The Building on Instructional Practice Series consists of three different events – Building on Discourse, Building on Assessment, Building on Equity – that are designed for teachers with a minimum of one year of experience teaching with CPM instructional materials and who have completed the Foundations for Implementation Series.

Building on Equity

In Building on Equity, participants will learn how to include equitable practices in their classroom and support traditionally underserved students in becoming leaders of their own learning. Essential questions include: How do I shift dependent learners into independent learners? How does my own math identity and cultural background impact my classroom? The focus of day one is equitable classroom culture. Participants will reflect on how their math identity and mindsets impact student learning. They will begin working on a plan for Chapter 1 that creates an equitable classroom culture. The focus of day two and three is implementing equitable tasks. Participants will develop their use of the 5 Practices for Orchestrating Meaningful Mathematical Discussions and curate strategies for supporting all students in becoming leaders of their own learning. Participants will use an equity lens to reflect on and revise their Chapter 1 lesson plans.

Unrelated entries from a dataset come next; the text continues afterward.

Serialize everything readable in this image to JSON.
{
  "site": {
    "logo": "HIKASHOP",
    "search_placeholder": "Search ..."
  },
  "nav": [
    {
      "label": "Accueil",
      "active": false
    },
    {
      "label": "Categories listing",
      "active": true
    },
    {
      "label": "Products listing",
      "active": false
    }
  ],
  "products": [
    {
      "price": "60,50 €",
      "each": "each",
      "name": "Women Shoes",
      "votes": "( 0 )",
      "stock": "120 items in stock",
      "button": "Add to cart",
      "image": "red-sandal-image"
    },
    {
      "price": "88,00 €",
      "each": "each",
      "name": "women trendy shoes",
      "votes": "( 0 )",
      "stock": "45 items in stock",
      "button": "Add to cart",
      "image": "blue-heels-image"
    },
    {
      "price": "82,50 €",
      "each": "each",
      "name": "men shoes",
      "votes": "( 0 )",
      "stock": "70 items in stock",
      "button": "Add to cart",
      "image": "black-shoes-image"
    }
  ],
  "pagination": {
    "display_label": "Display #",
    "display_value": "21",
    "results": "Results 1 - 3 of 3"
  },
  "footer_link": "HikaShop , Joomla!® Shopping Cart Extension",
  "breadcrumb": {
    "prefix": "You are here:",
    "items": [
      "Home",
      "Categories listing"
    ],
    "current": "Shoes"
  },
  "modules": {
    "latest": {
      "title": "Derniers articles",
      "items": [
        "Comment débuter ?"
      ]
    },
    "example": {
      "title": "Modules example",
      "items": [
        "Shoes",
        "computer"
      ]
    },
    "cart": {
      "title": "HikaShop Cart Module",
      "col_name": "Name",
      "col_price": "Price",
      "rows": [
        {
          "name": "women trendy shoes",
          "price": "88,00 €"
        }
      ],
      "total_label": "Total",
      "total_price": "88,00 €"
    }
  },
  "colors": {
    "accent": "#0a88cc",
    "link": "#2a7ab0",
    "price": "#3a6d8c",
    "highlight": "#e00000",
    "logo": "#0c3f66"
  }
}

Building on Assessment

In Building on Assessment, participants will apply assessment research and develop methods to provide feedback to students and inform equitable assessment decisions. On day one, participants will align assessment practices with learning progressions and the principle of mastery over time as well as write assessment items. During day two, participants will develop rubrics, explore alternate types of assessment, and plan for implementation that supports student ownership. On the third day, participants will develop strategies to monitor progress and provide evidence of proficiency with identified mathematics content and practices. Participants will develop assessment action plans that will encourage continued collaboration within their learning community.

Building on Discourse

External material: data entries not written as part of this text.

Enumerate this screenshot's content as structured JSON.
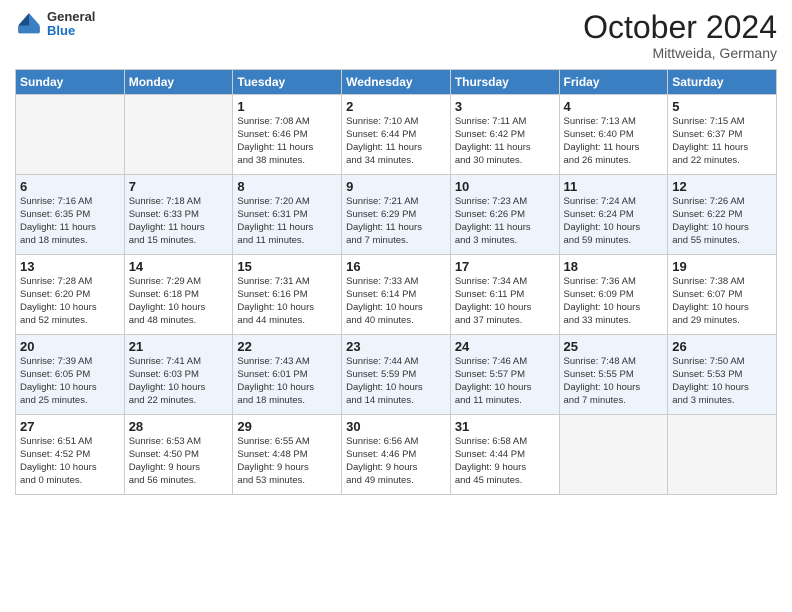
{
  "logo": {
    "general": "General",
    "blue": "Blue"
  },
  "header": {
    "month": "October 2024",
    "location": "Mittweida, Germany"
  },
  "weekdays": [
    "Sunday",
    "Monday",
    "Tuesday",
    "Wednesday",
    "Thursday",
    "Friday",
    "Saturday"
  ],
  "weeks": [
    [
      {
        "day": "",
        "info": ""
      },
      {
        "day": "",
        "info": ""
      },
      {
        "day": "1",
        "info": "Sunrise: 7:08 AM\nSunset: 6:46 PM\nDaylight: 11 hours\nand 38 minutes."
      },
      {
        "day": "2",
        "info": "Sunrise: 7:10 AM\nSunset: 6:44 PM\nDaylight: 11 hours\nand 34 minutes."
      },
      {
        "day": "3",
        "info": "Sunrise: 7:11 AM\nSunset: 6:42 PM\nDaylight: 11 hours\nand 30 minutes."
      },
      {
        "day": "4",
        "info": "Sunrise: 7:13 AM\nSunset: 6:40 PM\nDaylight: 11 hours\nand 26 minutes."
      },
      {
        "day": "5",
        "info": "Sunrise: 7:15 AM\nSunset: 6:37 PM\nDaylight: 11 hours\nand 22 minutes."
      }
    ],
    [
      {
        "day": "6",
        "info": "Sunrise: 7:16 AM\nSunset: 6:35 PM\nDaylight: 11 hours\nand 18 minutes."
      },
      {
        "day": "7",
        "info": "Sunrise: 7:18 AM\nSunset: 6:33 PM\nDaylight: 11 hours\nand 15 minutes."
      },
      {
        "day": "8",
        "info": "Sunrise: 7:20 AM\nSunset: 6:31 PM\nDaylight: 11 hours\nand 11 minutes."
      },
      {
        "day": "9",
        "info": "Sunrise: 7:21 AM\nSunset: 6:29 PM\nDaylight: 11 hours\nand 7 minutes."
      },
      {
        "day": "10",
        "info": "Sunrise: 7:23 AM\nSunset: 6:26 PM\nDaylight: 11 hours\nand 3 minutes."
      },
      {
        "day": "11",
        "info": "Sunrise: 7:24 AM\nSunset: 6:24 PM\nDaylight: 10 hours\nand 59 minutes."
      },
      {
        "day": "12",
        "info": "Sunrise: 7:26 AM\nSunset: 6:22 PM\nDaylight: 10 hours\nand 55 minutes."
      }
    ],
    [
      {
        "day": "13",
        "info": "Sunrise: 7:28 AM\nSunset: 6:20 PM\nDaylight: 10 hours\nand 52 minutes."
      },
      {
        "day": "14",
        "info": "Sunrise: 7:29 AM\nSunset: 6:18 PM\nDaylight: 10 hours\nand 48 minutes."
      },
      {
        "day": "15",
        "info": "Sunrise: 7:31 AM\nSunset: 6:16 PM\nDaylight: 10 hours\nand 44 minutes."
      },
      {
        "day": "16",
        "info": "Sunrise: 7:33 AM\nSunset: 6:14 PM\nDaylight: 10 hours\nand 40 minutes."
      },
      {
        "day": "17",
        "info": "Sunrise: 7:34 AM\nSunset: 6:11 PM\nDaylight: 10 hours\nand 37 minutes."
      },
      {
        "day": "18",
        "info": "Sunrise: 7:36 AM\nSunset: 6:09 PM\nDaylight: 10 hours\nand 33 minutes."
      },
      {
        "day": "19",
        "info": "Sunrise: 7:38 AM\nSunset: 6:07 PM\nDaylight: 10 hours\nand 29 minutes."
      }
    ],
    [
      {
        "day": "20",
        "info": "Sunrise: 7:39 AM\nSunset: 6:05 PM\nDaylight: 10 hours\nand 25 minutes."
      },
      {
        "day": "21",
        "info": "Sunrise: 7:41 AM\nSunset: 6:03 PM\nDaylight: 10 hours\nand 22 minutes."
      },
      {
        "day": "22",
        "info": "Sunrise: 7:43 AM\nSunset: 6:01 PM\nDaylight: 10 hours\nand 18 minutes."
      },
      {
        "day": "23",
        "info": "Sunrise: 7:44 AM\nSunset: 5:59 PM\nDaylight: 10 hours\nand 14 minutes."
      },
      {
        "day": "24",
        "info": "Sunrise: 7:46 AM\nSunset: 5:57 PM\nDaylight: 10 hours\nand 11 minutes."
      },
      {
        "day": "25",
        "info": "Sunrise: 7:48 AM\nSunset: 5:55 PM\nDaylight: 10 hours\nand 7 minutes."
      },
      {
        "day": "26",
        "info": "Sunrise: 7:50 AM\nSunset: 5:53 PM\nDaylight: 10 hours\nand 3 minutes."
      }
    ],
    [
      {
        "day": "27",
        "info": "Sunrise: 6:51 AM\nSunset: 4:52 PM\nDaylight: 10 hours\nand 0 minutes."
      },
      {
        "day": "28",
        "info": "Sunrise: 6:53 AM\nSunset: 4:50 PM\nDaylight: 9 hours\nand 56 minutes."
      },
      {
        "day": "29",
        "info": "Sunrise: 6:55 AM\nSunset: 4:48 PM\nDaylight: 9 hours\nand 53 minutes."
      },
      {
        "day": "30",
        "info": "Sunrise: 6:56 AM\nSunset: 4:46 PM\nDaylight: 9 hours\nand 49 minutes."
      },
      {
        "day": "31",
        "info": "Sunrise: 6:58 AM\nSunset: 4:44 PM\nDaylight: 9 hours\nand 45 minutes."
      },
      {
        "day": "",
        "info": ""
      },
      {
        "day": "",
        "info": ""
      }
    ]
  ]
}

In Building on Discourse, participants will improve their ability to facilitate meaningful mathematical discourse. This learning experience will encourage participants to adjust their instructional practices in the areas of sharing math authority, developing independent learners, and the creation of equitable classroom environments. Participants will plan for student learning by using teaching practices such as posing purposeful questioning, supporting productive struggle, and facilitating meaningful mathematical discourse. In doing so, participants learn to support students collaboratively engaged with rich tasks with all elements of the Effective Mathematics Teaching Practices incorporated through intentional and reflective planning.